Supplied records –
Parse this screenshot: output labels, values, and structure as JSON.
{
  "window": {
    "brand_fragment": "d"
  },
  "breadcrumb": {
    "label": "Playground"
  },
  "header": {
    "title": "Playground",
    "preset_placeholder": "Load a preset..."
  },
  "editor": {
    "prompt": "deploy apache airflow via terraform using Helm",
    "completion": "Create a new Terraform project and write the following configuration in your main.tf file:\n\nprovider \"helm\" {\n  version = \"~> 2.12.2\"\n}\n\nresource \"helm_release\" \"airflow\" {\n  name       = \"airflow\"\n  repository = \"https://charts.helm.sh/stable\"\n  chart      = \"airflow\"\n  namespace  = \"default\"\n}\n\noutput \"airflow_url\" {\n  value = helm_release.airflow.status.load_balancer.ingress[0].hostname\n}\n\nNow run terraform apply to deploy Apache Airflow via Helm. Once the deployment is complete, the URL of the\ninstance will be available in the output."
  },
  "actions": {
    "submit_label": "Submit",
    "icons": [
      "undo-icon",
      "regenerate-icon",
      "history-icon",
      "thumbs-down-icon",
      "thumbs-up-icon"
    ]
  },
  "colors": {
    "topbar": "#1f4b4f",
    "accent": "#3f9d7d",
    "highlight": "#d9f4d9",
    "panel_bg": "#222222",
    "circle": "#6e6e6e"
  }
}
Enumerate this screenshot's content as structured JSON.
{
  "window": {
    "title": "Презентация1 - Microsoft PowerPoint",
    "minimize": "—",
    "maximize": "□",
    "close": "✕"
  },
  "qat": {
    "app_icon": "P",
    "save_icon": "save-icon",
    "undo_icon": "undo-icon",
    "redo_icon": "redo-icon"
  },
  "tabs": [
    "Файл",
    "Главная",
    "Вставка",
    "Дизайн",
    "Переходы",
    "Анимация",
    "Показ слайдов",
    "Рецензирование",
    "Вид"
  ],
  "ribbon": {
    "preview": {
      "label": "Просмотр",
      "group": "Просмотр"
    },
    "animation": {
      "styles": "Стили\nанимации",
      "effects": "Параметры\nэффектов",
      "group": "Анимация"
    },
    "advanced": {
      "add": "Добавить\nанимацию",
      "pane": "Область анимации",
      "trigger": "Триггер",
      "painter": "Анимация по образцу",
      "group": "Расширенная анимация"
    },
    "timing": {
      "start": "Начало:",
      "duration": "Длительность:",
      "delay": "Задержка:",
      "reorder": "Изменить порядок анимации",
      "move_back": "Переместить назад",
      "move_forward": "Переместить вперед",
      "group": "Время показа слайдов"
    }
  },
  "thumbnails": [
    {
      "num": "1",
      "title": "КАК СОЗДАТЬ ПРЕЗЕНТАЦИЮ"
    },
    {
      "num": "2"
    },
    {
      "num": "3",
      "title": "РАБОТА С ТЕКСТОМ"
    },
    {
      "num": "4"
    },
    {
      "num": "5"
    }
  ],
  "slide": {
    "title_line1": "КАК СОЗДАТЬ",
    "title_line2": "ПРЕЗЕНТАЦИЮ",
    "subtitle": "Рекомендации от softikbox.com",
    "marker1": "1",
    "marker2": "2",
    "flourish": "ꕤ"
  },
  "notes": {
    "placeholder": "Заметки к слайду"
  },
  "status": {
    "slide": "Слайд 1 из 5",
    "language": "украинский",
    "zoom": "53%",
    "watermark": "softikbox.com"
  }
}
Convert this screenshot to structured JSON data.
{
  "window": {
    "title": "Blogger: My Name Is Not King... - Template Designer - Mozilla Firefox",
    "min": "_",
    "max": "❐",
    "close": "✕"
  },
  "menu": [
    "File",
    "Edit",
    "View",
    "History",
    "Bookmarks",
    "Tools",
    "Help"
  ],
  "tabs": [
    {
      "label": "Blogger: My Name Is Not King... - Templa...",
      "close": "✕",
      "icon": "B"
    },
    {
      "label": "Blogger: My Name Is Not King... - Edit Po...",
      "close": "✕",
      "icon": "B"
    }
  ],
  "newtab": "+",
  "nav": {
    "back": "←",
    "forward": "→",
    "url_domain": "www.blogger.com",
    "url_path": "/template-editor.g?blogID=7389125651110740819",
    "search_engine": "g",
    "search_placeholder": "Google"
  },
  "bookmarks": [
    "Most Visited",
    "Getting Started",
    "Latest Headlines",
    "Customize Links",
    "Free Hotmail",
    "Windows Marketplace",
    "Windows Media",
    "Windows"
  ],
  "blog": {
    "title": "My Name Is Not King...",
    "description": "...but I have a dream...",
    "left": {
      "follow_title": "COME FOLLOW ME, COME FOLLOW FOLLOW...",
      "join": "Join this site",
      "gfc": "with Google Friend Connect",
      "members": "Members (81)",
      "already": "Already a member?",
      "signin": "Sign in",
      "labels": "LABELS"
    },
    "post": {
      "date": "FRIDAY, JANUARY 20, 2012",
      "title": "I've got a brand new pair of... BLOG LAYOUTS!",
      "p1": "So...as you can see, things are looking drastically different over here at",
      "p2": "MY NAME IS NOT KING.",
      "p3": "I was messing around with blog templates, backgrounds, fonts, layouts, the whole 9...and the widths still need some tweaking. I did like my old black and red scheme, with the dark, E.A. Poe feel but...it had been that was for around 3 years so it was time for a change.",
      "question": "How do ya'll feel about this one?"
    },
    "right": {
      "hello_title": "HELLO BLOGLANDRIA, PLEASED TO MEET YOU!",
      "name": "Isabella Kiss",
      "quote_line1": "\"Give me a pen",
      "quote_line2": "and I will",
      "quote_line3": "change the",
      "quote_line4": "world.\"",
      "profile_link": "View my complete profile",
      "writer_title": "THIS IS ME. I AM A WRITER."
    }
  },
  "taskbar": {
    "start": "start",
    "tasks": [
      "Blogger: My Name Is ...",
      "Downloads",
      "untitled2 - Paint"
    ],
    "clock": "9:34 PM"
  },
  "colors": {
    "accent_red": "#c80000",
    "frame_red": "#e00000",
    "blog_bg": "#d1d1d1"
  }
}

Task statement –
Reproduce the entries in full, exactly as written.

Reply to the task –
Parse this screenshot: output labels, values, and structure as JSON.
{
  "window": {
    "brand_fragment": "d"
  },
  "breadcrumb": {
    "label": "Playground"
  },
  "header": {
    "title": "Playground",
    "preset_placeholder": "Load a preset..."
  },
  "editor": {
    "prompt": "deploy apache airflow via terraform using Helm",
    "completion": "Create a new Terraform project and write the following configuration in your main.tf file:\n\nprovider \"helm\" {\n  version = \"~> 2.12.2\"\n}\n\nresource \"helm_release\" \"airflow\" {\n  name       = \"airflow\"\n  repository = \"https://charts.helm.sh/stable\"\n  chart      = \"airflow\"\n  namespace  = \"default\"\n}\n\noutput \"airflow_url\" {\n  value = helm_release.airflow.status.load_balancer.ingress[0].hostname\n}\n\nNow run terraform apply to deploy Apache Airflow via Helm. Once the deployment is complete, the URL of the\ninstance will be available in the output."
  },
  "actions": {
    "submit_label": "Submit",
    "icons": [
      "undo-icon",
      "regenerate-icon",
      "history-icon",
      "thumbs-down-icon",
      "thumbs-up-icon"
    ]
  },
  "colors": {
    "topbar": "#1f4b4f",
    "accent": "#3f9d7d",
    "highlight": "#d9f4d9",
    "panel_bg": "#222222",
    "circle": "#6e6e6e"
  }
}
Enumerate this screenshot's content as structured JSON.
{
  "window": {
    "title": "Презентация1 - Microsoft PowerPoint",
    "minimize": "—",
    "maximize": "□",
    "close": "✕"
  },
  "qat": {
    "app_icon": "P",
    "save_icon": "save-icon",
    "undo_icon": "undo-icon",
    "redo_icon": "redo-icon"
  },
  "tabs": [
    "Файл",
    "Главная",
    "Вставка",
    "Дизайн",
    "Переходы",
    "Анимация",
    "Показ слайдов",
    "Рецензирование",
    "Вид"
  ],
  "ribbon": {
    "preview": {
      "label": "Просмотр",
      "group": "Просмотр"
    },
    "animation": {
      "styles": "Стили\nанимации",
      "effects": "Параметры\nэффектов",
      "group": "Анимация"
    },
    "advanced": {
      "add": "Добавить\nанимацию",
      "pane": "Область анимации",
      "trigger": "Триггер",
      "painter": "Анимация по образцу",
      "group": "Расширенная анимация"
    },
    "timing": {
      "start": "Начало:",
      "duration": "Длительность:",
      "delay": "Задержка:",
      "reorder": "Изменить порядок анимации",
      "move_back": "Переместить назад",
      "move_forward": "Переместить вперед",
      "group": "Время показа слайдов"
    }
  },
  "thumbnails": [
    {
      "num": "1",
      "title": "КАК СОЗДАТЬ ПРЕЗЕНТАЦИЮ"
    },
    {
      "num": "2"
    },
    {
      "num": "3",
      "title": "РАБОТА С ТЕКСТОМ"
    },
    {
      "num": "4"
    },
    {
      "num": "5"
    }
  ],
  "slide": {
    "title_line1": "КАК СОЗДАТЬ",
    "title_line2": "ПРЕЗЕНТАЦИЮ",
    "subtitle": "Рекомендации от softikbox.com",
    "marker1": "1",
    "marker2": "2",
    "flourish": "ꕤ"
  },
  "notes": {
    "placeholder": "Заметки к слайду"
  },
  "status": {
    "slide": "Слайд 1 из 5",
    "language": "украинский",
    "zoom": "53%",
    "watermark": "softikbox.com"
  }
}
Convert this screenshot to structured JSON data.
{
  "window": {
    "title": "Blogger: My Name Is Not King... - Template Designer - Mozilla Firefox",
    "min": "_",
    "max": "❐",
    "close": "✕"
  },
  "menu": [
    "File",
    "Edit",
    "View",
    "History",
    "Bookmarks",
    "Tools",
    "Help"
  ],
  "tabs": [
    {
      "label": "Blogger: My Name Is Not King... - Templa...",
      "close": "✕",
      "icon": "B"
    },
    {
      "label": "Blogger: My Name Is Not King... - Edit Po...",
      "close": "✕",
      "icon": "B"
    }
  ],
  "newtab": "+",
  "nav": {
    "back": "←",
    "forward": "→",
    "url_domain": "www.blogger.com",
    "url_path": "/template-editor.g?blogID=7389125651110740819",
    "search_engine": "g",
    "search_placeholder": "Google"
  },
  "bookmarks": [
    "Most Visited",
    "Getting Started",
    "Latest Headlines",
    "Customize Links",
    "Free Hotmail",
    "Windows Marketplace",
    "Windows Media",
    "Windows"
  ],
  "blog": {
    "title": "My Name Is Not King...",
    "description": "...but I have a dream...",
    "left": {
      "follow_title": "COME FOLLOW ME, COME FOLLOW FOLLOW...",
      "join": "Join this site",
      "gfc": "with Google Friend Connect",
      "members": "Members (81)",
      "already": "Already a member?",
      "signin": "Sign in",
      "labels": "LABELS"
    },
    "post": {
      "date": "FRIDAY, JANUARY 20, 2012",
      "title": "I've got a brand new pair of... BLOG LAYOUTS!",
      "p1": "So...as you can see, things are looking drastically different over here at",
      "p2": "MY NAME IS NOT KING.",
      "p3": "I was messing around with blog templates, backgrounds, fonts, layouts, the whole 9...and the widths still need some tweaking. I did like my old black and red scheme, with the dark, E.A. Poe feel but...it had been that was for around 3 years so it was time for a change.",
      "question": "How do ya'll feel about this one?"
    },
    "right": {
      "hello_title": "HELLO BLOGLANDRIA, PLEASED TO MEET YOU!",
      "name": "Isabella Kiss",
      "quote_line1": "\"Give me a pen",
      "quote_line2": "and I will",
      "quote_line3": "change the",
      "quote_line4": "world.\"",
      "profile_link": "View my complete profile",
      "writer_title": "THIS IS ME. I AM A WRITER."
    }
  },
  "taskbar": {
    "start": "start",
    "tasks": [
      "Blogger: My Name Is ...",
      "Downloads",
      "untitled2 - Paint"
    ],
    "clock": "9:34 PM"
  },
  "colors": {
    "accent_red": "#c80000",
    "frame_red": "#e00000",
    "blog_bg": "#d1d1d1"
  }
}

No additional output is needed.